I spoke to one of the lawyers representing Microsoft in its fight with the European Commission on conditions of strict anonymity. He said: 'If you use my name, I'd have to jump out the window.' He then used this anonymity to pour scorn upon the European Union's recent ruling against Microsoft, which found the company guilty of abusing its monopoly powers in the market for media player and server software, and levied the largest ever fine in a European competition case. He was about as far away as you could get from an uninterested party, but it was instructive to watch him play devil's advocate for Microsoft.
The playwright David Mamet has observed that you can skip the first year of law school if you figure out that the important thing is not the rights or wrongs of the argument -- but what you choose to argue about. Our lawyer may not have taken Mamet's advice, but he was very keen to argue about the media player.
Microsoft has some good arguments on the media player issue.

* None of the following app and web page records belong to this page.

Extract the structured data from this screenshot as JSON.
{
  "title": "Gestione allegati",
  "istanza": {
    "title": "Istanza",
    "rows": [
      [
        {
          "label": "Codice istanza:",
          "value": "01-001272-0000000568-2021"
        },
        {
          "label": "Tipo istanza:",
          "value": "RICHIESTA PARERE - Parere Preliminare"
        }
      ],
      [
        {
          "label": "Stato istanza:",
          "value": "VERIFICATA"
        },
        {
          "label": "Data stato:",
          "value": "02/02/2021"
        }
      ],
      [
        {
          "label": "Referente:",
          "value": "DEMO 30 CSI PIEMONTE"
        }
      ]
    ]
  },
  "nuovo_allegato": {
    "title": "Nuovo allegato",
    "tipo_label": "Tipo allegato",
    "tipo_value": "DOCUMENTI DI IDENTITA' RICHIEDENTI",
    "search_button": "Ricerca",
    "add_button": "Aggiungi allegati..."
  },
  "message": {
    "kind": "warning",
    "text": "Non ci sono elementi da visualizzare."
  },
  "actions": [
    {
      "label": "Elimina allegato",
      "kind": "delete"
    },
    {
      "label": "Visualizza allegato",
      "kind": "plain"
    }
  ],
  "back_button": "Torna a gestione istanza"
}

Downloading a small application like Microsoft's Media Player, Real's Network player, or Apple's QuickTime takes the blink of an eye with a decent broadband connection, which undercuts the impact of its bundle with Windows. The company also bent over backwards in its proposed settlement by offering to make it even easier for its competitors.
"The ridiculous thing is that Microsoft offered to install at least three extra media players, two selected by the Commission, the third chosen by the OEM, plus even more on a CD and a DVD with the system -- but Monti turned it down," said Microsoft's lawyer.
However, another UK lawyer who is not working for Microsoft points out the EU still has the right to bust Microsoft if the bundling has the overall effect of unfair competitive advantage - even if that advantage might seem relatively slight. George Peretz, a competition lawyer with Monkton Chambers, argued that if Microsoft floods the market with PCs featuring its media player it may a momentum which Real, Apple, or other rivals may struggle to overcome.
"It's a question of fact. The fact is that the media player comes free. You would have to show it made no difference at all, and I don't think that's right," Peretz.
However, the proposed remedy actually looks a bit silly. The European Commission ruled that Microsoft must provide a version of Windows without Media Player -- at the same price as the one with it. Let's assume for argument's sake that the ruling is based on the laudable goal of preventing Microsoft from the creeping extension of its Windows monopoly. We don't want Redmond to dominate our CD player, DVD player, and photo album in the way it does our PC. Will the remedy work?
It seems very unlikely.
As Microsoft's mystery lawyer put it: "The remedy is ridiculous and it's based on the notion that you only have one media player. You can have many. As a consumer, my son has six media players on my system. The unbundled version without player is not going to change anything. It's an open secret," said Microsoft's lawyer.
I sensed some genuine frustration here, given Microsoft's attempt to defuse this issue in its settlement proposal.
Yet that Microsoft's zeal in offering to act as a distributor for its competitors actually confirms the Commission's underlying fear. Even if Microsoft paid to send a liveried servant around to every customer in Europe, proffering a basket of CDs with alternative software, most would probably say, 'Not today thank you,' and carry on using whatever software appeared by default on their desktop. So here I fear the Commission's ruling may have been well-meaning, but essentially pointless -- except in so far as it has publicly busted Microsoft for anti-competitive bundling in the media space. This sets a precedent for future and more important battles in the market for digital media, a legal precedent that clearly has business implications in other markets: otherwise why is Microsoft so keen to avoid it?
After he'd trashed the media player ruling for a while I had to gently suggest that Microsoft's lawyer address the other half of the EC's finding, the ruling on server interoperability. Here he was much less convincing. His first instinct was to deny that server interoperability was an issue at all, implying that any problem Microsoft's rivals might have had linking to Windows were just par for the course in the crazy mixed-up world of enterprise computing.
"Is there a problem? All large companies live in a very heterogeneous environment, and all those products must work together," he said. Then he made the unconvincing claim that Microsoft had offered to provide its competitors with communication protocols 'which would cover all possible situations' -- a noble aim in theory, but one which sounds a little unlikely in practice.
Then he changed the subject, a move which I felt at least in part reflected the relative weakness of Microsoft's position here. Instead he switched to a personal attack on the EU's competition commissioner, Mario Monti.
"For me it all boils down to a question of vanity on the part of Monti. He caused Ballmer to come to him at the eleventh hour -- and he resists, and then imposes the highest fine ever. It's a job that has attracted people with a chip on their shoulder. He couldn't resist the temptation of imposing the highest fine ever -- it's like an addiction," he said.
Hmm. Not very pretty. I'm sure we can expect more of this sort of thing during the appeals process.